And yet where does Rabin detect an "emotional thaw"?  I could see it in her vulnerability, and her willingness to acknowledge her affection for Newt.  But the surprising twist at the end suggests that she's forsaken the real love of her family and friends for love of jihad, in the name of animals she's never met.  I'm a believer in the humane treatment of animals.  This is part of why I increasingly choose to eat Quorn and other meat-substitutes in lieu of the real thing.  I look forward to a time when synthetic meat-substitutes render industrial agriculture a thing of the past.  (Also, as New York recently pointed out, it tastes almost exactly like a Chicken McNugget.  Someone page heaven and tell them I'm already there.)  I buy the idea that our sphere of moral concern has steadily expanded over time, and that it ought to include thinking, feeling non-human animals.  I certainly don't believe in stabbing people because they may or may not have inadvertently poisoned Pencil with snail-bait. Dargis has a similarly generous take.

In its broad outline, “Year of the Dog” is the story of a woman who goes slightly bonkers and becomes an animal-rights advocate, not because she’s bonkers, but because the love of animals is where she finally finds her peace of mind, sense of self, grace. It’s also about the creation of conscience, about what makes us human and why, a surprisingly little-told story in contemporary American cinema. You can learn a lot from our movies, like how to hold a gun and blow someone’s head off. It’s more unusual to watch a film in which the central struggle is how to be happy and sane.
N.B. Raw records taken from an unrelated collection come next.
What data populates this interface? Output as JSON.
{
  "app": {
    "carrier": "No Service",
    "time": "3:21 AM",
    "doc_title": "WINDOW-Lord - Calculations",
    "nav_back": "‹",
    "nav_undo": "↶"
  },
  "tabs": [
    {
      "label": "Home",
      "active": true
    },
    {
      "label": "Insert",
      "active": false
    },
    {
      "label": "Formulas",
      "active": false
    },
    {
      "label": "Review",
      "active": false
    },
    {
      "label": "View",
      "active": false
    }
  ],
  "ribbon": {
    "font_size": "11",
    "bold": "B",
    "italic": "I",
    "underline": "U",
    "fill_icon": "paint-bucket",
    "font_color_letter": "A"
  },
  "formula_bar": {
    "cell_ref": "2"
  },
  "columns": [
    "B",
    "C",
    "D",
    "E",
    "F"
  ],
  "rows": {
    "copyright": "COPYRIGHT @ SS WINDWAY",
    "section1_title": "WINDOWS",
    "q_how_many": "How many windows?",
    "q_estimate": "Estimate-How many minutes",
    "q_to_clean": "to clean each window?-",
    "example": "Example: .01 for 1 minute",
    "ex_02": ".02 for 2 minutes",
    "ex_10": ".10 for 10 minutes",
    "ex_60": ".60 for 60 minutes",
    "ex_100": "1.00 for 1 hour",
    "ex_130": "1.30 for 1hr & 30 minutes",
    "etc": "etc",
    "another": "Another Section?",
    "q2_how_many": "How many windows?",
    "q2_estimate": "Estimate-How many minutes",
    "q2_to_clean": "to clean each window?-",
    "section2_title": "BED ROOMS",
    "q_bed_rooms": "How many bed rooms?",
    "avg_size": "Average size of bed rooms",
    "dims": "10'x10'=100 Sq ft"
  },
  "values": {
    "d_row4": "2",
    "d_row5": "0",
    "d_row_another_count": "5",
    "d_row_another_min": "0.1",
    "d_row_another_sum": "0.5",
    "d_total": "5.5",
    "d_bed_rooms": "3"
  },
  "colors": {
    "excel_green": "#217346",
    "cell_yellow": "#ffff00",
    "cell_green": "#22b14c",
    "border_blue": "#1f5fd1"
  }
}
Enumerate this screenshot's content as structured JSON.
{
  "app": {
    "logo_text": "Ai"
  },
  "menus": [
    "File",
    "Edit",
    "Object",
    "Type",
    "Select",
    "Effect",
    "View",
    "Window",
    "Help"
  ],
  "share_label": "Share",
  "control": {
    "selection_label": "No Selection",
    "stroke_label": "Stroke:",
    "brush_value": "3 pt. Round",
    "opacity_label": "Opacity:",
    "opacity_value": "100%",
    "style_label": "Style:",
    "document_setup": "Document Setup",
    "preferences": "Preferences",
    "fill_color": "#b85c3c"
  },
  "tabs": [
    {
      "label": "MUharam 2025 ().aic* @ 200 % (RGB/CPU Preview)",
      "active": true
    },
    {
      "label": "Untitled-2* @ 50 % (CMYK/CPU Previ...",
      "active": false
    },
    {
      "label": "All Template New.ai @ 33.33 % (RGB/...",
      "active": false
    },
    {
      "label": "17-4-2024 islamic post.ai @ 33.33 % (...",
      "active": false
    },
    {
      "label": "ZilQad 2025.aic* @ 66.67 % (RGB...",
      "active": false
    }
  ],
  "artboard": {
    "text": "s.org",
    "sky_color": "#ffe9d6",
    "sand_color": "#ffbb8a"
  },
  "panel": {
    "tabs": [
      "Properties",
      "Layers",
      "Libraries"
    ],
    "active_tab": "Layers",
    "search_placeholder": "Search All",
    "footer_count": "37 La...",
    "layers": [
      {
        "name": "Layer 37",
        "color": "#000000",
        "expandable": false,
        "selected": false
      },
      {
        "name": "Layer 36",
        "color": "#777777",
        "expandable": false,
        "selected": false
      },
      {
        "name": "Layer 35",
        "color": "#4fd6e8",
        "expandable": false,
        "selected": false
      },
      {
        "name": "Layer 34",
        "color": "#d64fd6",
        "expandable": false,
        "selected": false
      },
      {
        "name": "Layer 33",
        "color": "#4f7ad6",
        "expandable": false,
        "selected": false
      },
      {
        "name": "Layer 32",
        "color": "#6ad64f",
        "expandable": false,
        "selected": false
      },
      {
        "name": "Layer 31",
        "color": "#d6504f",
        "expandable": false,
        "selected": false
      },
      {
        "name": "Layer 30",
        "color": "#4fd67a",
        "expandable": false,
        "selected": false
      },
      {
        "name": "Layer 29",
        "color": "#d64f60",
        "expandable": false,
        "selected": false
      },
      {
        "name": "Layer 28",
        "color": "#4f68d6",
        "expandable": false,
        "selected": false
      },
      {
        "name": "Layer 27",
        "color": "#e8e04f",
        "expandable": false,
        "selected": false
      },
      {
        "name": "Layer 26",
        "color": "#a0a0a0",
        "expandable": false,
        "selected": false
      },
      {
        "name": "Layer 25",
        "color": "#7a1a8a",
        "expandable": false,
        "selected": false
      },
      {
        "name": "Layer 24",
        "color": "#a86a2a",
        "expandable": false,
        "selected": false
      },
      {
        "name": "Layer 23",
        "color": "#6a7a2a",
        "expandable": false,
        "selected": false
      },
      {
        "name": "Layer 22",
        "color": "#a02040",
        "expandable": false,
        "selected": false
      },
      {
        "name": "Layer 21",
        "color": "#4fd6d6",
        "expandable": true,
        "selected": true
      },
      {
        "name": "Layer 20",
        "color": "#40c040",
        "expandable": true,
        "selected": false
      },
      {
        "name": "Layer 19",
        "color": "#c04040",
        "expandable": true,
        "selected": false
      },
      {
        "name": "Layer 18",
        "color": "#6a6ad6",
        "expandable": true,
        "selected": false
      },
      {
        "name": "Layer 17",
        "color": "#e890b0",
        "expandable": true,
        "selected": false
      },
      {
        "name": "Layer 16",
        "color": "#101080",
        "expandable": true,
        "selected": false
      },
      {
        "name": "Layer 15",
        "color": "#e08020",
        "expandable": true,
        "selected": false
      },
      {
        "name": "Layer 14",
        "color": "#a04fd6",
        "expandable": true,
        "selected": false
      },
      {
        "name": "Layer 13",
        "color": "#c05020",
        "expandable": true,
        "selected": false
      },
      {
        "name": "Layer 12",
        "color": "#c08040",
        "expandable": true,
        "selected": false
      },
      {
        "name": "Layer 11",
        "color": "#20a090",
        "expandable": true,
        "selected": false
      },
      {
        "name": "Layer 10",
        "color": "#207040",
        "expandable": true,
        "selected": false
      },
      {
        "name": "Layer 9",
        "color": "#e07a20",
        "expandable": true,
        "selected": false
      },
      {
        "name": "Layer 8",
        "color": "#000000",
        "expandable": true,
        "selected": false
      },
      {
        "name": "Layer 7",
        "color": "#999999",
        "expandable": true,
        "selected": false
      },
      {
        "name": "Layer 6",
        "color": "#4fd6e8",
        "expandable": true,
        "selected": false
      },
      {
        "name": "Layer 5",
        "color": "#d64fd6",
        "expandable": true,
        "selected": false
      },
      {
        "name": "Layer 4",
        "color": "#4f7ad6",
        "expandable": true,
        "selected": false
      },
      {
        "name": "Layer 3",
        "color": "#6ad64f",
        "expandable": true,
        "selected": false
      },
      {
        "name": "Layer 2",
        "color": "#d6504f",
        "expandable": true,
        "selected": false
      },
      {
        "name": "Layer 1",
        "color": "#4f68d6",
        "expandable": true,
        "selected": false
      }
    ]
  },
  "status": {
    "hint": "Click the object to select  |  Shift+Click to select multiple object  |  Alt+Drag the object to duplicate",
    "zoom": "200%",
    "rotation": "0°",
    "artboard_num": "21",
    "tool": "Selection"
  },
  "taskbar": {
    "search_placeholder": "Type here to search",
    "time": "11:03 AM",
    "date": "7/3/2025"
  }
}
There’s a touch of the saint in Peggy, true, but what makes me love her is that she’s ridiculously, beautifully human.

Holy moly!  Where to begin!  Part of having a conscience is surely recognizing the limits of what we can and should say to small children.  Peggy does indeed go bonkers, and this is a sad and poignant part of the story.  And her animal-rights advocacy becomes a way of avoiding the incredibly hard choices she'd need to make to build a happy and fulfilling (not necessarily "normal") life.  I've seen this happen to people I care about, and it's hard to watch.  It's surprisingly hard to watch it happen on screen, particularly to characters who are so beautifully drawn.

Peggy is less ridiculously, beautifully human at the end of this movie than ridiculously, tragically alone and ridiculously, tragically crazy.  The truly horrible thing is that there are plenty of people who will prey on her loneliness and use her as a pawn in their larger design.  There's nothing cute about this movie.  It might be the most important you'll see this year, and I can assure you that it will be one of the more difficult to watch.